----- SOURCE DATA -----

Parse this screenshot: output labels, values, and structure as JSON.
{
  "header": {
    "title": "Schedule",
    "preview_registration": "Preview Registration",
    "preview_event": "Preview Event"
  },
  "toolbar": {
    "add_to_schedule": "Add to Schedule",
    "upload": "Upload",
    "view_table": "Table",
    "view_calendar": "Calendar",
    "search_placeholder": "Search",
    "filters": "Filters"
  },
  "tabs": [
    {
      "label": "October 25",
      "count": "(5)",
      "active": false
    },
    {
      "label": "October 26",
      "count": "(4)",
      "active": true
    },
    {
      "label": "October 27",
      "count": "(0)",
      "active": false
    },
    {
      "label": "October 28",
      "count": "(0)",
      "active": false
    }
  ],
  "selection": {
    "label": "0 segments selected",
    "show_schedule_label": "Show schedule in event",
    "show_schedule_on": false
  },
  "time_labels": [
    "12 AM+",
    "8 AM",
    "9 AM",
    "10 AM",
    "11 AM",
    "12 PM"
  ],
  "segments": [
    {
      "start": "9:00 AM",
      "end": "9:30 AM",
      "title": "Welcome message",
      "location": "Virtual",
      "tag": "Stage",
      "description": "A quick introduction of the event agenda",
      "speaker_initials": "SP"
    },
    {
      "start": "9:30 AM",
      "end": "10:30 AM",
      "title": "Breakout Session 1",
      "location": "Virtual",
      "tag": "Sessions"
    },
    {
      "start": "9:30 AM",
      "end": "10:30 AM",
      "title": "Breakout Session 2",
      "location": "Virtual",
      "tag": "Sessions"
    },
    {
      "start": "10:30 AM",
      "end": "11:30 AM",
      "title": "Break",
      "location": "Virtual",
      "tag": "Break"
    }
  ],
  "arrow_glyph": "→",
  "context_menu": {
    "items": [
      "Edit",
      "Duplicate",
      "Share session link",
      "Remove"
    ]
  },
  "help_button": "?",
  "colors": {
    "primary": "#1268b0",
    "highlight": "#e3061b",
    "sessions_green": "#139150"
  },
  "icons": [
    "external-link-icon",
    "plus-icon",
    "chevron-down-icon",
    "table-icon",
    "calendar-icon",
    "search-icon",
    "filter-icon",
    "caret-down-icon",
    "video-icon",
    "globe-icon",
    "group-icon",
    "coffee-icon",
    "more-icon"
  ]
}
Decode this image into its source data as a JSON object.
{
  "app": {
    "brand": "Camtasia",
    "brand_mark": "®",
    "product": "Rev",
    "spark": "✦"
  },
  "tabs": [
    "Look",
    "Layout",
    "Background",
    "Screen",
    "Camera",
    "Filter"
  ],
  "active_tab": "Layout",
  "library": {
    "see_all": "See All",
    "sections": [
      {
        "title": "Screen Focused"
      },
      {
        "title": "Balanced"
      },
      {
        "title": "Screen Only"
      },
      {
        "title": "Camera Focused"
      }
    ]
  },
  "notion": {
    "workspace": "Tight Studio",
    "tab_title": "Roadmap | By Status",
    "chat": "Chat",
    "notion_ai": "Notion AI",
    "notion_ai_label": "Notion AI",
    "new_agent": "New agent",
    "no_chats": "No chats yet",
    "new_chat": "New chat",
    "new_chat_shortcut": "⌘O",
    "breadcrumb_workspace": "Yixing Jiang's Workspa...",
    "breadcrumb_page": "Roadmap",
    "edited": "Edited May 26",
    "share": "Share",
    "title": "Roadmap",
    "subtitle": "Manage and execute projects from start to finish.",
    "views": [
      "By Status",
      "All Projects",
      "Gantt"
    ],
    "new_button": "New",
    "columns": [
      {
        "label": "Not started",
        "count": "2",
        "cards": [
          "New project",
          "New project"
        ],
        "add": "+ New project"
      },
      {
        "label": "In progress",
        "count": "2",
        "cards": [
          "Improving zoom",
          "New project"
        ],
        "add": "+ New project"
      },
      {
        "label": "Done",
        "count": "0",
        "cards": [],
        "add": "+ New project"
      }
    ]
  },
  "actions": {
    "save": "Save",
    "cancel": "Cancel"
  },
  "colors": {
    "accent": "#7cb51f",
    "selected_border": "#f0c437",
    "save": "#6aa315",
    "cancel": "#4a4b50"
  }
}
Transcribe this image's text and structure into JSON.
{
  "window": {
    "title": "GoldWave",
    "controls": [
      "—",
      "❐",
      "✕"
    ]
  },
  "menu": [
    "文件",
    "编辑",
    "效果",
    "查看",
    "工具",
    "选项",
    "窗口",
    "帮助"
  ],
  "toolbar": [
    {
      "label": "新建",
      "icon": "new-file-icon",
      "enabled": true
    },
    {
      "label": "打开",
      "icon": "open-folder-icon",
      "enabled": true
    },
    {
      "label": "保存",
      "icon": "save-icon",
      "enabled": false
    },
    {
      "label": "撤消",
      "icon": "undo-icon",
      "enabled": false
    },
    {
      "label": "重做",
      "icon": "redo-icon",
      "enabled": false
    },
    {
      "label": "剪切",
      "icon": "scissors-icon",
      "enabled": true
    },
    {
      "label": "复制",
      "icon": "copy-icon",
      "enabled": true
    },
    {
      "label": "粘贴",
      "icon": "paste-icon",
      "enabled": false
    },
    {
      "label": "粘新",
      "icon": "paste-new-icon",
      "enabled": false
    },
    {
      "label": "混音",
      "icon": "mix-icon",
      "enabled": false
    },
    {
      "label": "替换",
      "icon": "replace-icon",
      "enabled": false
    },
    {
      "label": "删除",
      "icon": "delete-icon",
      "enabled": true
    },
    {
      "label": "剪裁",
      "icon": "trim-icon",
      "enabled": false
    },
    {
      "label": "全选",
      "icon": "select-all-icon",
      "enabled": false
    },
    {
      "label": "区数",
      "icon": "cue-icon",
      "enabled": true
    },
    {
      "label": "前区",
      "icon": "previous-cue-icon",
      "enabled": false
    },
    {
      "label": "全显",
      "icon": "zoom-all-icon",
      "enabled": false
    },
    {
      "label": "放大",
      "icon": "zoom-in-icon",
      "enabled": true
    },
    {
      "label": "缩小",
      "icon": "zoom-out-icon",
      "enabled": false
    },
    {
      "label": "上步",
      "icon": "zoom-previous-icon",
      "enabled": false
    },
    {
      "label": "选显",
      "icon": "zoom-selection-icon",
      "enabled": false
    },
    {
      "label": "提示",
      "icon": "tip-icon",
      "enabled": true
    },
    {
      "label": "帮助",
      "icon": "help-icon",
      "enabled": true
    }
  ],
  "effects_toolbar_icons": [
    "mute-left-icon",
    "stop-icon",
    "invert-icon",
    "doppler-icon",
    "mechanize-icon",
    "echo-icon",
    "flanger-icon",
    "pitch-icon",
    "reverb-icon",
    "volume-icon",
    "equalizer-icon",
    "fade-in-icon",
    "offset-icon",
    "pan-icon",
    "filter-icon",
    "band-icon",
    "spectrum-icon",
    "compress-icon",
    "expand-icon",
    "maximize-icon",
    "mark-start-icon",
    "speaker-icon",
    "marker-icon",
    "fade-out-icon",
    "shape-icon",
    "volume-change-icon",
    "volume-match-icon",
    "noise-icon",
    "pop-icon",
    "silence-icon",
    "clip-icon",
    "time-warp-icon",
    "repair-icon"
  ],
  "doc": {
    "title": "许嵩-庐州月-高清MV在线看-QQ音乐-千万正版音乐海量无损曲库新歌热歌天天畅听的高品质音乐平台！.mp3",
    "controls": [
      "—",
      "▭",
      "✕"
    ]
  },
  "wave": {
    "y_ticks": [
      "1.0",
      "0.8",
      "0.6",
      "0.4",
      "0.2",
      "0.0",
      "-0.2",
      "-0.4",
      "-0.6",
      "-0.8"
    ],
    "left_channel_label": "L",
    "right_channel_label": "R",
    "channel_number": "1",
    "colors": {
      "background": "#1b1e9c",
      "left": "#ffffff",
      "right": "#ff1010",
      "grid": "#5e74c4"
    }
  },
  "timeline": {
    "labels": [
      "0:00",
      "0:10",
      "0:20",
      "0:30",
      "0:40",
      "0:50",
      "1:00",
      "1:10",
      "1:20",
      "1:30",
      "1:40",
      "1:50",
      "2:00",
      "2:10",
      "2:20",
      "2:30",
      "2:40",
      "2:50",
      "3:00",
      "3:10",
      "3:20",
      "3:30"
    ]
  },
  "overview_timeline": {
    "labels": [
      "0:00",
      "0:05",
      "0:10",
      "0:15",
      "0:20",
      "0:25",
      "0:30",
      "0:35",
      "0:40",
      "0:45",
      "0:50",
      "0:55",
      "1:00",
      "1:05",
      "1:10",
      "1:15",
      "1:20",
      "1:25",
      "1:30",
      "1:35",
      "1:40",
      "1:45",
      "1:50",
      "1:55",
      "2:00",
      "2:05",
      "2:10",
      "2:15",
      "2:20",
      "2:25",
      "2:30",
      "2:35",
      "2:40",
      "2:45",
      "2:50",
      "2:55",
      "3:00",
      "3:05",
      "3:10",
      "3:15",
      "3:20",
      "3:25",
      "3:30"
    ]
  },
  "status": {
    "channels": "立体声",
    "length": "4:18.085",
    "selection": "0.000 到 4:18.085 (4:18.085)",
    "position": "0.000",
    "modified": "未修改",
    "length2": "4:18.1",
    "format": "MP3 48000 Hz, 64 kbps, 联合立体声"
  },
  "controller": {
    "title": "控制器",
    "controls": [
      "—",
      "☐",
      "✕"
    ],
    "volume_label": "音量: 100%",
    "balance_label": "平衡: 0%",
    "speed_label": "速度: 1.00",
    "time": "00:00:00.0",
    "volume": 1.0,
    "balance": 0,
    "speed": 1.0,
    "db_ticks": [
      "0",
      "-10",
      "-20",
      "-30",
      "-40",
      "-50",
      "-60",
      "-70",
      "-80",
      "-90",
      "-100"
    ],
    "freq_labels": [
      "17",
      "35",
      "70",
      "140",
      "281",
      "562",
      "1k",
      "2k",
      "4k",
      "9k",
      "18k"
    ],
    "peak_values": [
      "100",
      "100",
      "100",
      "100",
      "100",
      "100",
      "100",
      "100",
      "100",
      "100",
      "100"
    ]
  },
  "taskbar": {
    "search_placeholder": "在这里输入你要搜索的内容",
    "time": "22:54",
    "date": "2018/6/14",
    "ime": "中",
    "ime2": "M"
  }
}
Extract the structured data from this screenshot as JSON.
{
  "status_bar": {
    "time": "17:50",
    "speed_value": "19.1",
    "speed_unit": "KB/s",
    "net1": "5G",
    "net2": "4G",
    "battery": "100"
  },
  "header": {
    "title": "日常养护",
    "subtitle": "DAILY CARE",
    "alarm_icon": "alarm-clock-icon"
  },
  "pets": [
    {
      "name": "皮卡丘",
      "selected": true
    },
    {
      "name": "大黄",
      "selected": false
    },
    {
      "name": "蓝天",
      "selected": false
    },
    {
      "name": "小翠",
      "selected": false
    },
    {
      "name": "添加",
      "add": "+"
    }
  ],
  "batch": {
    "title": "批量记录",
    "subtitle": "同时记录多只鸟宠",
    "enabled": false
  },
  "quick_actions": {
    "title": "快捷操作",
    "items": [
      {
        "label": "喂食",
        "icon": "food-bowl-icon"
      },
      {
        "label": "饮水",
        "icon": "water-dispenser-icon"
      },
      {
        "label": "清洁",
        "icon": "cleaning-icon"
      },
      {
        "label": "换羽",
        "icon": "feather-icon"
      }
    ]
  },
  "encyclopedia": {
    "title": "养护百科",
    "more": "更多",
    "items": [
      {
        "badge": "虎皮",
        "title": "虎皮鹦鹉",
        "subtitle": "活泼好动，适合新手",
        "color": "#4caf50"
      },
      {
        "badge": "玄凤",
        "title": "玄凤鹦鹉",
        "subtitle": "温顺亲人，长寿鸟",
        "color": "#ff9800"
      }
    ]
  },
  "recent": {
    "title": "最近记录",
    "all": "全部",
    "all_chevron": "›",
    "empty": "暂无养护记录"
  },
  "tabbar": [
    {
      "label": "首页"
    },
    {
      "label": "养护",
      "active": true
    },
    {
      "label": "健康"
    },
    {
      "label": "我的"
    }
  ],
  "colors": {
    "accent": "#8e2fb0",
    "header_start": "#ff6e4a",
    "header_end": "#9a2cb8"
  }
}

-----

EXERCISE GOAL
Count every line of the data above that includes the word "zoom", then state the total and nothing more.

SOLUTION TO THE EXERCISE
6